Whenever the word "Organization" appears in a line of the data below, copy that line.

/---

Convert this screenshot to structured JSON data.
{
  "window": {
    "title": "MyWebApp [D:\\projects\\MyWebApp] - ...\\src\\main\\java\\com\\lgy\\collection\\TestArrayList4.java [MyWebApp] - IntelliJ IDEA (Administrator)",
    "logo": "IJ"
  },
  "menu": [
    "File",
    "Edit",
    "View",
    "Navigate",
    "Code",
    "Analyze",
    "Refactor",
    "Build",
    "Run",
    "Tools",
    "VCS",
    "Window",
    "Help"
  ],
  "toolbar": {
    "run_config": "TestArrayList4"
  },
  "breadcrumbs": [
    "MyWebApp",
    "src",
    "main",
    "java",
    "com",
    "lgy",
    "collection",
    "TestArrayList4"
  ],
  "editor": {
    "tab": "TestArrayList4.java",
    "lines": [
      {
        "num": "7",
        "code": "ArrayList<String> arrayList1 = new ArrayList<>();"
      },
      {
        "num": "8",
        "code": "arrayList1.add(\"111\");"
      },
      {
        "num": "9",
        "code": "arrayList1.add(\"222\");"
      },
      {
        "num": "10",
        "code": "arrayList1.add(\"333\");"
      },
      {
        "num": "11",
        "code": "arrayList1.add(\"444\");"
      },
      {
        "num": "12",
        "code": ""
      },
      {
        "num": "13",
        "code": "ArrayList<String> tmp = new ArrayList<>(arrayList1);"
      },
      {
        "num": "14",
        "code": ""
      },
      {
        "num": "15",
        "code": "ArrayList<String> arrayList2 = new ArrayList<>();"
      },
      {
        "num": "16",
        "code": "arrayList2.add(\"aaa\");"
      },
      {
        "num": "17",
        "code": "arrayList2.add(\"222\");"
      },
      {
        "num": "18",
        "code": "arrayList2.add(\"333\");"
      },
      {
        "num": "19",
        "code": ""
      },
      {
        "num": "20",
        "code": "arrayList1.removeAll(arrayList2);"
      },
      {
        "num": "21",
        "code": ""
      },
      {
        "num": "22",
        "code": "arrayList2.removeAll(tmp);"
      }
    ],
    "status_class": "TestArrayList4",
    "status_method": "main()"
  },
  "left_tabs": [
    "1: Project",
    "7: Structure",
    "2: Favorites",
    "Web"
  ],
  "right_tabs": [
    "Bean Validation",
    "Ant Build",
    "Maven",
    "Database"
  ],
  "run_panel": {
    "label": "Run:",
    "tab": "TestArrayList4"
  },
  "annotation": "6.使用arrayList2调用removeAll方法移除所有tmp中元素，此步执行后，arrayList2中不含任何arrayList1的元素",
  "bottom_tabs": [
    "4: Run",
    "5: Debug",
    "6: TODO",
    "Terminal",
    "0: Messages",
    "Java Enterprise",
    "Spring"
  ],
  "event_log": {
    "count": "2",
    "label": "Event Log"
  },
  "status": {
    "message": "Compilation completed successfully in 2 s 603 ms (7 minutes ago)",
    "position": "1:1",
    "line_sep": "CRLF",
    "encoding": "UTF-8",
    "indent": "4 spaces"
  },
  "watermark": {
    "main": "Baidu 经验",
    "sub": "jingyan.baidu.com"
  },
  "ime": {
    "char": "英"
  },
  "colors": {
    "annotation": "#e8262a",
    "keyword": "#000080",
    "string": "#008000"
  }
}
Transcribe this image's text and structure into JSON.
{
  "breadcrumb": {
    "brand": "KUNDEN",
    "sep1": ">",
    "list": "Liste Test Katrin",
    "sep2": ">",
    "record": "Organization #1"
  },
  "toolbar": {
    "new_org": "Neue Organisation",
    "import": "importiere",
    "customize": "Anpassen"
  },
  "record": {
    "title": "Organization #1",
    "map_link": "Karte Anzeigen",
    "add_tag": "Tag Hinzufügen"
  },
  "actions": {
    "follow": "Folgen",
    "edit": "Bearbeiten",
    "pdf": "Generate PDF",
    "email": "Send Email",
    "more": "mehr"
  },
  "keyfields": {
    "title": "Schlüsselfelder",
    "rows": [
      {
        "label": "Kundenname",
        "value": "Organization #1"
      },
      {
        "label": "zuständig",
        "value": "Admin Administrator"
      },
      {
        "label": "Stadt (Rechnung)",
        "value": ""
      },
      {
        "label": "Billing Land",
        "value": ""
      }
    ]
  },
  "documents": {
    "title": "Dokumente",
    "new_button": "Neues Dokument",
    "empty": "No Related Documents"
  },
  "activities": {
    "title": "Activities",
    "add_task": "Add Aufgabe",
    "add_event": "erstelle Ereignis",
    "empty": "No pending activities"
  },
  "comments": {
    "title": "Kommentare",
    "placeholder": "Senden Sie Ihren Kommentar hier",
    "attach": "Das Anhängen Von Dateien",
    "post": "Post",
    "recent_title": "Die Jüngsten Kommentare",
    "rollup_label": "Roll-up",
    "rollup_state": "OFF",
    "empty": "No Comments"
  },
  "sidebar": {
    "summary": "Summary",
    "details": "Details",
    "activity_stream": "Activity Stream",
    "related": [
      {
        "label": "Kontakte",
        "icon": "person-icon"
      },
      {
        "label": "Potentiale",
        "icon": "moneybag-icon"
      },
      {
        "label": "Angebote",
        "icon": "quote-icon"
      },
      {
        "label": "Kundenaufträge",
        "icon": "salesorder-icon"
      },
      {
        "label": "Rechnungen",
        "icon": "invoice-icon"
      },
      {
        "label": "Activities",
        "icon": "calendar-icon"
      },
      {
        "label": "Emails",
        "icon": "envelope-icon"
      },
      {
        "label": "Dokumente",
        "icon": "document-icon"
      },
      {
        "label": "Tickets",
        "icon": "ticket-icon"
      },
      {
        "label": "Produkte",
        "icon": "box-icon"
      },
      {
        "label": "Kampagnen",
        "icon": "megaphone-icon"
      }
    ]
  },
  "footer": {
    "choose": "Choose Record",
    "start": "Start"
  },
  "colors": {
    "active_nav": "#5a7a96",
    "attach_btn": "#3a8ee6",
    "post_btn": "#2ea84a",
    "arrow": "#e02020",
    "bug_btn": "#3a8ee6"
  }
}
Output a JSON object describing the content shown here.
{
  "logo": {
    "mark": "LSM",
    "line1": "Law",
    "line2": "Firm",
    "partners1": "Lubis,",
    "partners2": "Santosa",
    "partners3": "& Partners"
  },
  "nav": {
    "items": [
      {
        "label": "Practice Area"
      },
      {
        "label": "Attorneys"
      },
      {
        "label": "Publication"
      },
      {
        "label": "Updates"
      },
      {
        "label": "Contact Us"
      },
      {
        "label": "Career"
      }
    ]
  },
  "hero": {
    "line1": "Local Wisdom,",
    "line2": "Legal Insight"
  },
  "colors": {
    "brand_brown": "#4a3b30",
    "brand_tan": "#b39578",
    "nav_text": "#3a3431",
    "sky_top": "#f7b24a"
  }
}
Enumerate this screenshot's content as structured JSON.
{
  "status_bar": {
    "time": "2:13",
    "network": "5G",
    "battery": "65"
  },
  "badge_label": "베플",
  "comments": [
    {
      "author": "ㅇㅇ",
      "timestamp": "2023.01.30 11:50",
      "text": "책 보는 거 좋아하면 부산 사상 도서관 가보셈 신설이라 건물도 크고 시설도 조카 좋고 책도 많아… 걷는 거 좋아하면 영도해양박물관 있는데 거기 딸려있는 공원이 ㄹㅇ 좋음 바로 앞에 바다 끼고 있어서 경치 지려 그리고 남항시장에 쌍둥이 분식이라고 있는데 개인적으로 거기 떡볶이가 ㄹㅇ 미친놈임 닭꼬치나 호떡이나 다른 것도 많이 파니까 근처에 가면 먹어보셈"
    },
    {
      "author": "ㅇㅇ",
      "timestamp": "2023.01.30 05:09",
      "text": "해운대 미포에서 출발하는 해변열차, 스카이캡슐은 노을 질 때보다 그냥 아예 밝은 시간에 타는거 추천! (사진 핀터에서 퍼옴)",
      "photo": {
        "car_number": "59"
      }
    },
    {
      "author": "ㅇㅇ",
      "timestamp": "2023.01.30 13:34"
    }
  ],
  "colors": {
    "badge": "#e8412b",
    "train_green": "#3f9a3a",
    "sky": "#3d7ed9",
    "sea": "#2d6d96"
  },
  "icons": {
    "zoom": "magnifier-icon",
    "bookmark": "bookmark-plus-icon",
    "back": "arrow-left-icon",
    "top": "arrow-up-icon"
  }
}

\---

→ Reply to the exercise:
    "record": "Organization #1"
    "title": "Organization #1",
        "value": "Organization #1"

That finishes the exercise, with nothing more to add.